Quilt Rule #7

Use Texture

This one is more of a tip than a rule.  Quilting fabric is wonderful, of course, but consider shaking things up and throw some textured fabrics into your next quilt.

This is a quilt that my sister Sara made for my daughter Sara, when she was born.  It is one of my very favorite things made by one of my very favorite people.  Although the design is simple and the fabrics are monochromatic, she added interest and movement to it by using textured fabrics.


Look at all the different textures she used.  In this closeup shot you can see waffle fabric, two different kinds of damask, crushed silk, linen and satin.  She didn’t stop there, she then added depth by sewing tiny cream rosettes into the corners of each square.  Then she went even further buy adding lace to the edge (see above) to make the perfect quilt for our baby girl.



The back of the quilt is one large piece of cream satin so it was soft and luxurious and just right for a baby’s sensitive skin.

Ever practical, Sara also made sure that all the these fabrics were washable, as babies are not always clean and tidy.  She knew if I used this quilt it would eventually need to be washed.  I did use it and I washed it again and again.  She chose well because, as you can see, it still looks brand new even though it is 13 years old.

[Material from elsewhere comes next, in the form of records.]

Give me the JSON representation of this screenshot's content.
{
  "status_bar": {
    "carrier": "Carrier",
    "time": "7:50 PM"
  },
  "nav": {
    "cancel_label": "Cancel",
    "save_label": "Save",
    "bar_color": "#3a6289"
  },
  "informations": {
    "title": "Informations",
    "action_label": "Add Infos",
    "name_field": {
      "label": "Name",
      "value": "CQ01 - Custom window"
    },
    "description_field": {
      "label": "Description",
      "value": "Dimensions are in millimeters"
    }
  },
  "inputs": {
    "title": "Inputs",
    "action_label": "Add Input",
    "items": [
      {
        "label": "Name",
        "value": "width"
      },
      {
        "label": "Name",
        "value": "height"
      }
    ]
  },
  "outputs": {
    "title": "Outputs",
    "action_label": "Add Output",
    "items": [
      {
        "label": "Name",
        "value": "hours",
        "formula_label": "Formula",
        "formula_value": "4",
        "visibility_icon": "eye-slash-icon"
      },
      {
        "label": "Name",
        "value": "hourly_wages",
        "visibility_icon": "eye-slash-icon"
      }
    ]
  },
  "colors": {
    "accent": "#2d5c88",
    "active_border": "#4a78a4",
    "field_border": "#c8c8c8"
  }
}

So try using texture in a quilt.  I’d love to hear how it works for you.



Quilting rule #6


This is a simple tip but it is an important one.  After sewing a light and dark piece of fabric together, iron your seam toward the dark fabric. This will keep uneven, dark seams from peeking out through the lighter fabric.

See this cute table runner I made for Christmas a few years ago?


Well if you look closely you can see the red visible through the white fabric in several places on the quilt.  Boooooooo!




You may be thinking, “I’m not going to look at anything that closely.” But trust me, you can see it without being very close at all.  And it’s a bummer every time I notice it.

Iron toward the dark.

Friday Tip

Work on more than one project at a time.  

My friend Regina taught me to work on more than one project at a time.  She taught me that as it relates to knitting but it applies to any medium.

If you are like me you were raised to finish one project before starting another so it was a hard habit to break.   It is true that is take a little longer to finish but I’m so much happier.

Sometimes I’m stuck.  Sometimes I’m out of the fabric I need and don’t want to go to the store.  Sometimes I’m just bored.  Sometimes I need a break from a project even when it is something I love.  I love being able to put away a quilt and have some knitting or a small quilt waiting for some attention.

I usually have a quilt or two in the works as well as a knitting project.  Since I changed to this way of thinkingI get more done and am much more creative.

A few months back I was working on this hexagon quilt.  Cutting all the triangles was very time consuming, which I was prepared for, but as I pieced it together  it wasn’t working.  The centers didn’t connect the way they were supposed to, the strips didn’t fit together correctly either.  I was so frustrated!



I couldn’t even look at it any more.  I folded it up and sat down with this Noro scarf I’d been knitting.  It was perfect to get the quilt out of my head for a while, until I could face ordering more fabric and starting again.


What about you? Do like to finish a project before you start a new one or are you a multi-tasker?

Friday Tip #4

It’s Okay to Stop in the Middle of a Project

There are many reasons why projects stall in the middle; boredom, a change in circumstances, perhaps the fabric/pattern is disappointing.

For me, the most discouraging thing I face when quilting is when I’m almost done with a quilt top and I discover I’ve made a mistake.  A mistake that could easily have been bypassed had I been paying attention and that will require a lot of seam ripping and repeat work.  I just hate that.

Sometimes, I just can not bring myself to take it apart and start over nor can I bring myself to move forward with a big mistake and I am paralyzed.  I may or may not say a cuss word and then leave the whole thing in a pile on the floor next to my sewing machine and then I go look for some ice cream.

When I can finally bring myself to look at it again, without crying (or cussing), I gather it all up, put it in a plastic container or plastic gallon bag and stick it on a shelf.

I learned to put it away for a while and let myself move on to other projects.  When I get it out, at a later date and I can see it with fresh eyes.  I find that I can veer from from original plan or can face fixing any mistakes.  The bottom line is that I am much more likely to finish it.

This is a quilt I made for my little niece.  I bought the fabric, cut it, and sewed all the blocks but I just wouldn’t come together the way I had envisioned. I put it away.  Two moves, nine years and a niece and nephew later, I pulled it out and looked at it again and could consider many possibilities that I just could see before.  I took it apart, found complimentary fabrics, put the blocks together in a different way that I originally planned and now it is one of the quilts I’m most proud of.













So give yourself a break. Discipline has its place but creativity in any form, should feed your soul.  It shouldn’t be drudgery and it should never make you feel guilty.

What about you?  Do you have a trick that gets you motivated when you get stuck?